Non-Violent Communication Course Helps Chaffee County Detention Center Inmates

By Dianne Frazee-Walker

In 2004, I was falsely accused of a crime. I did not foresee how this unfortunate situation was going to morph into changing many lives in a positive way. In 2006, I founded Full Circle Restorative Justice in Chaffee County Colorado, which is a 501(c)(3) non-profit organization committed to facilitating victims and offenders to reconcile crimes and minimize involvement with the legal system. The goal of the process is to lower the recidivism rate.

 I was introduced to the Non-Violent Communication founded by Marshall B. Rosenberg Ph. D. in 2007.  Patty La Taille, who is the current Executive Director of Full Circle Restorative Justice, and I initiated a bi-monthly Non-Violent Communication study group. We used Rosenberg’s Non-Violent Communication, A Language of Life 2nd edition and the companion workbook as our guide. We appropriately named our group meeting the Compassionate Listening Study Group.  I recognized the value of this innovative approach to mediation and communication skills and had a vision of incorporating it into the justice system.

Patty La Taille has taken Non-Violent Communication to a higher level in Chaffee County. She has attended two of Marshall Rosenberg’s (NVC) intensive workshops and brought her newly acquired skills back to Salida, Colorado. La Taille facilitates NVC study groups at the Salida Middle School and Chaffee County Detention Center. She, along with board member Karen, Latvala is educating students about new ways to resolve conflict with their peers.

Non-Violent Communication principals are a perfect match for offenders who are in need of more effective ways of communicating. Many of the inmates in Chaffee County Detention Center landed there because of anger issues they were never taught to address in a compassionate way. Where NVC takes over is providing awareness to these individuals about the origin of their anger. NVC’s philosophy is that anger stems from unmet needs. The NVC process helps identify the needs not being met, thus causing anger. When people are able to recognize the source of their anger, empathy takes over and individuals are able to relate to others with compassion.

The NVC program has had an overwhelmingly positive impact on the inmates and the Commander of the correctional facility. However, the program has been reduced from a 12-week course to once a week.

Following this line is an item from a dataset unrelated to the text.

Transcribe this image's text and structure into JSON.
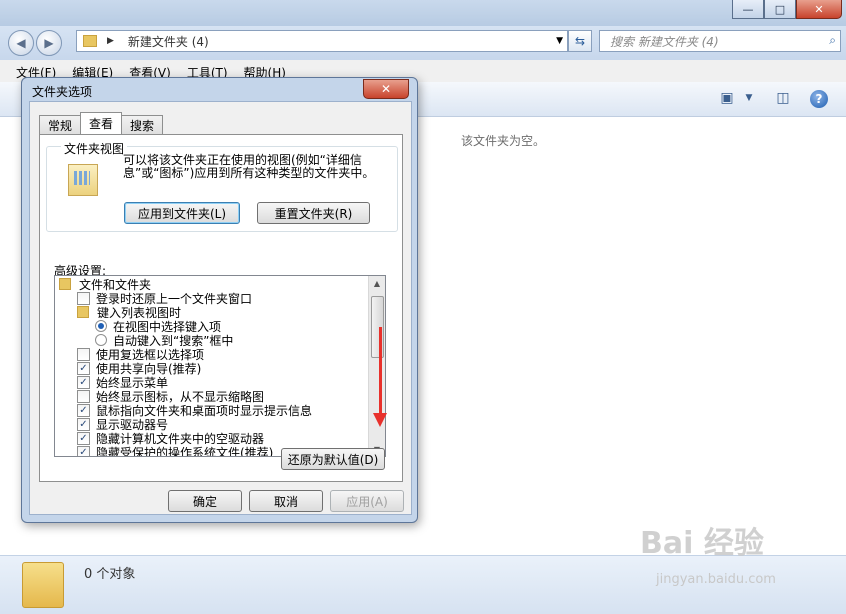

Thirty-two-year-old Daniel Lovato said in the four months he has studied NVC, he has learned “how to assess a situation rather than jump to conclusions. I have also learned to express my feelings without being dominant. My homies would laugh, but I don’t really care. I’m at a point in my life where I have a need for some real soul-searching. If you really take a look at yourself, (NVC) will speak to you.”  Lovato will soon be transferred to the Department of Corrections to serve a 10-year sentence for probation violations

Just like other valuable programs that have been proven to reduce recidivism, funding has been cut back. I believe the solution to this problem is for the public to be educated about concepts that make a positive impact on their communities so they can vote to implement them into the justice system and support them with private donations.

My dream is for programs like NVC and Full Circle Restorative Justice to be a normal part of not only the justice system but a peaceful way to resolve global conflict. A small mountain town nestled in the Rocky Mountains adopting NVC into its schools and criminal justice system is one step closer to this aspiration.